━━ The data ━━

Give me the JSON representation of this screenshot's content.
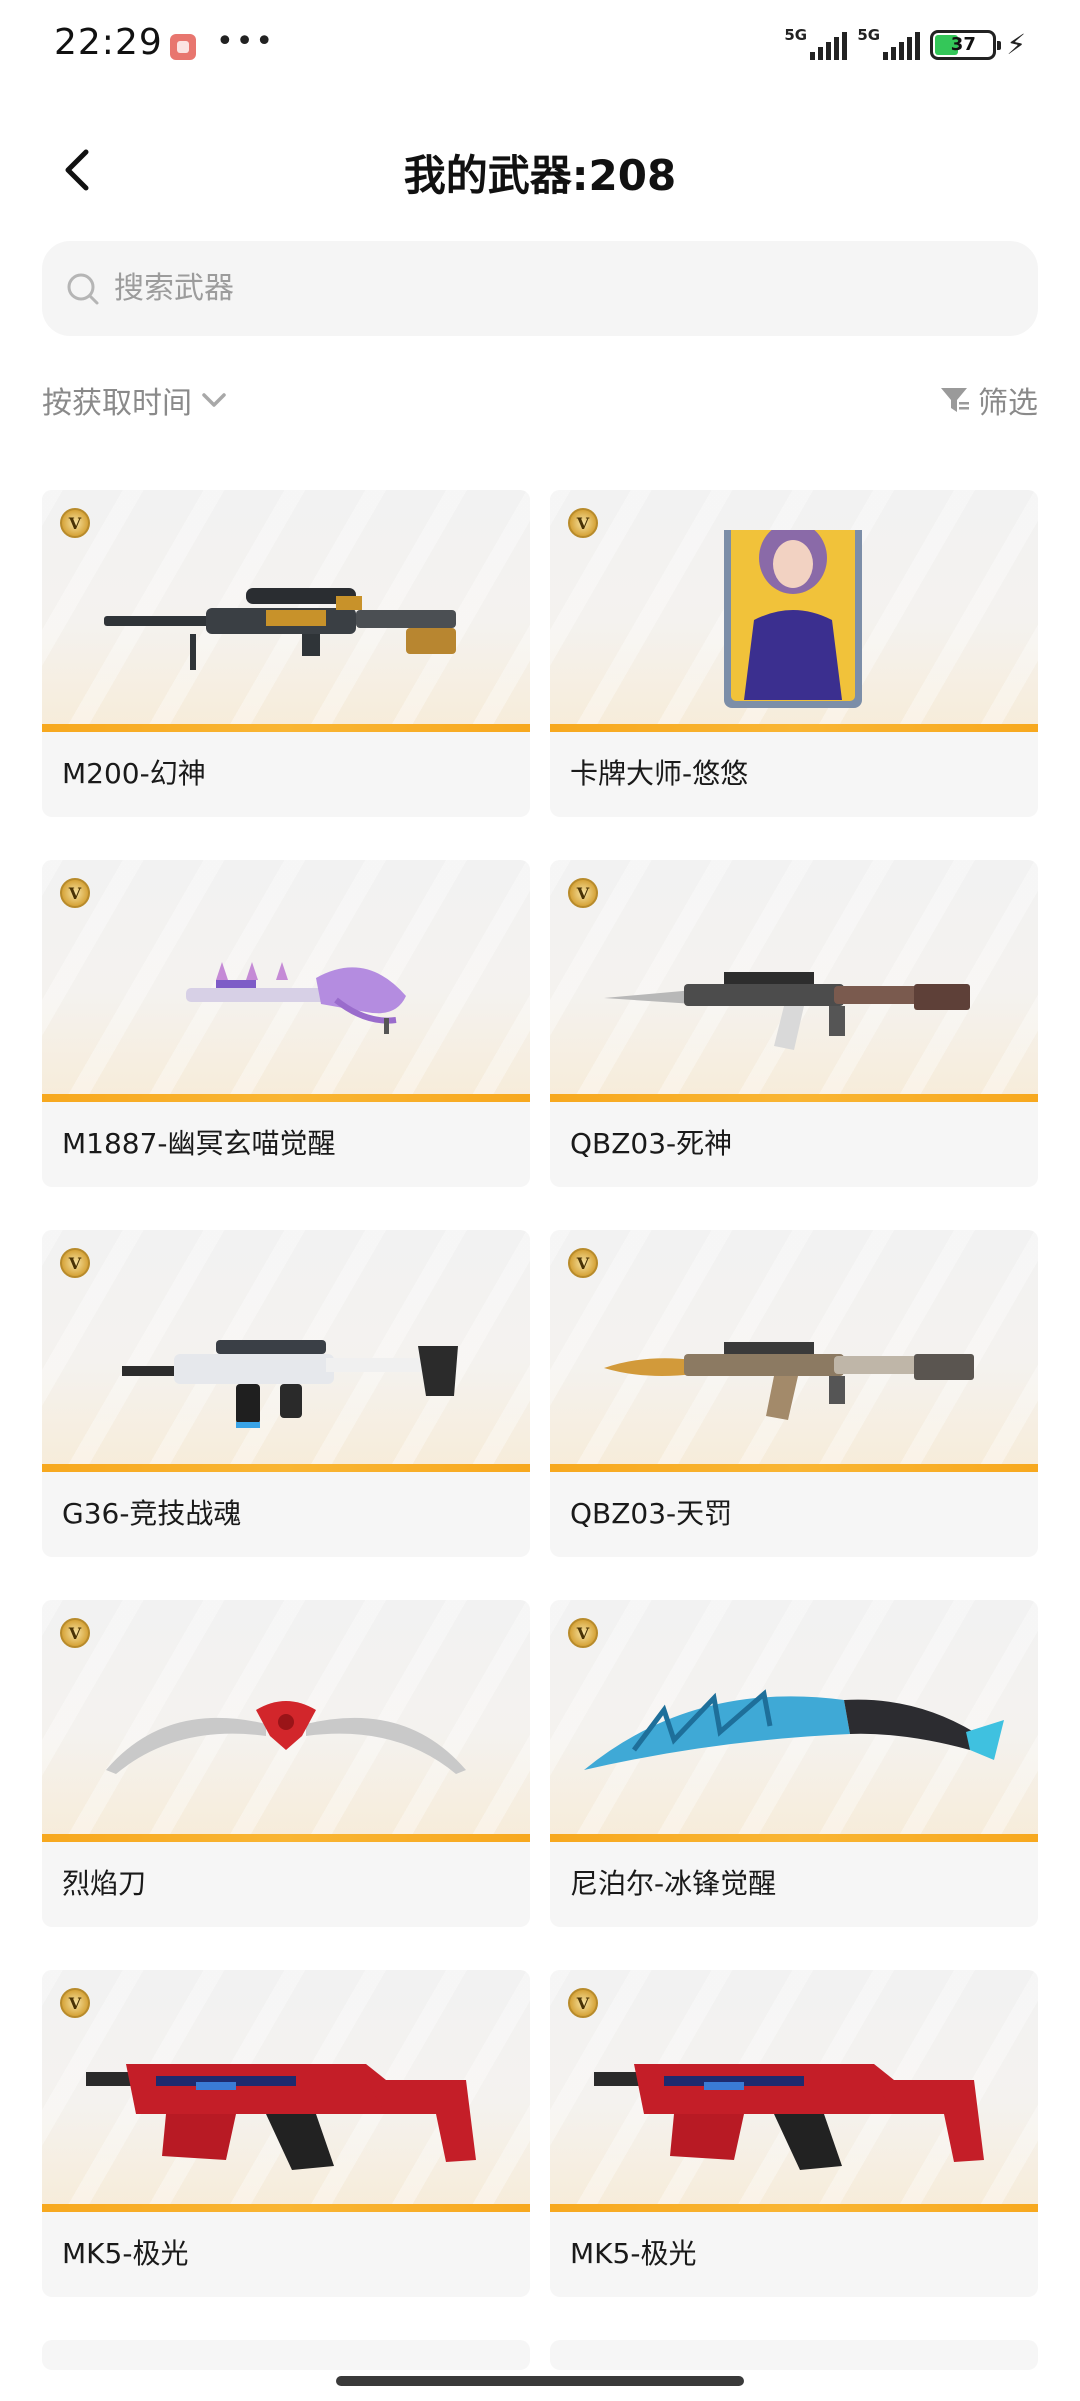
{
  "status_bar": {
    "time": "22:29",
    "network_1": "5G",
    "network_2": "5G",
    "battery": "37",
    "battery_level": 0.37
  },
  "header": {
    "title": "我的武器:208"
  },
  "search": {
    "placeholder": "搜索武器"
  },
  "sort": {
    "label": "按获取时间"
  },
  "filter": {
    "label": "筛选"
  },
  "items": [
    {
      "name": "M200-幻神",
      "art": "sniper-rifle-icon"
    },
    {
      "name": "卡牌大师-悠悠",
      "art": "character-card-icon"
    },
    {
      "name": "M1887-幽冥玄喵觉醒",
      "art": "shotgun-icon"
    },
    {
      "name": "QBZ03-死神",
      "art": "assault-rifle-icon"
    },
    {
      "name": "G36-竞技战魂",
      "art": "assault-rifle-icon"
    },
    {
      "name": "QBZ03-天罚",
      "art": "assault-rifle-icon"
    },
    {
      "name": "烈焰刀",
      "art": "twin-blade-icon"
    },
    {
      "name": "尼泊尔-冰锋觉醒",
      "art": "curved-blade-icon"
    },
    {
      "name": "MK5-极光",
      "art": "smg-icon"
    },
    {
      "name": "MK5-极光",
      "art": "smg-icon"
    }
  ],
  "badge_letter": "V",
  "colors": {
    "accent_bar": "#f7a81e",
    "badge_gold": "#d6a43a",
    "muted_text": "#8a8a8a",
    "search_bg": "#f5f5f5"
  }
}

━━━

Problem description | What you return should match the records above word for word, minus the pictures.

Your response |
Give me the JSON representation of this screenshot's content.
{
  "status_bar": {
    "time": "22:29",
    "network_1": "5G",
    "network_2": "5G",
    "battery": "37",
    "battery_level": 0.37
  },
  "header": {
    "title": "我的武器:208"
  },
  "search": {
    "placeholder": "搜索武器"
  },
  "sort": {
    "label": "按获取时间"
  },
  "filter": {
    "label": "筛选"
  },
  "items": [
    {
      "name": "M200-幻神",
      "art": "sniper-rifle-icon"
    },
    {
      "name": "卡牌大师-悠悠",
      "art": "character-card-icon"
    },
    {
      "name": "M1887-幽冥玄喵觉醒",
      "art": "shotgun-icon"
    },
    {
      "name": "QBZ03-死神",
      "art": "assault-rifle-icon"
    },
    {
      "name": "G36-竞技战魂",
      "art": "assault-rifle-icon"
    },
    {
      "name": "QBZ03-天罚",
      "art": "assault-rifle-icon"
    },
    {
      "name": "烈焰刀",
      "art": "twin-blade-icon"
    },
    {
      "name": "尼泊尔-冰锋觉醒",
      "art": "curved-blade-icon"
    },
    {
      "name": "MK5-极光",
      "art": "smg-icon"
    },
    {
      "name": "MK5-极光",
      "art": "smg-icon"
    }
  ],
  "badge_letter": "V",
  "colors": {
    "accent_bar": "#f7a81e",
    "badge_gold": "#d6a43a",
    "muted_text": "#8a8a8a",
    "search_bg": "#f5f5f5"
  }
}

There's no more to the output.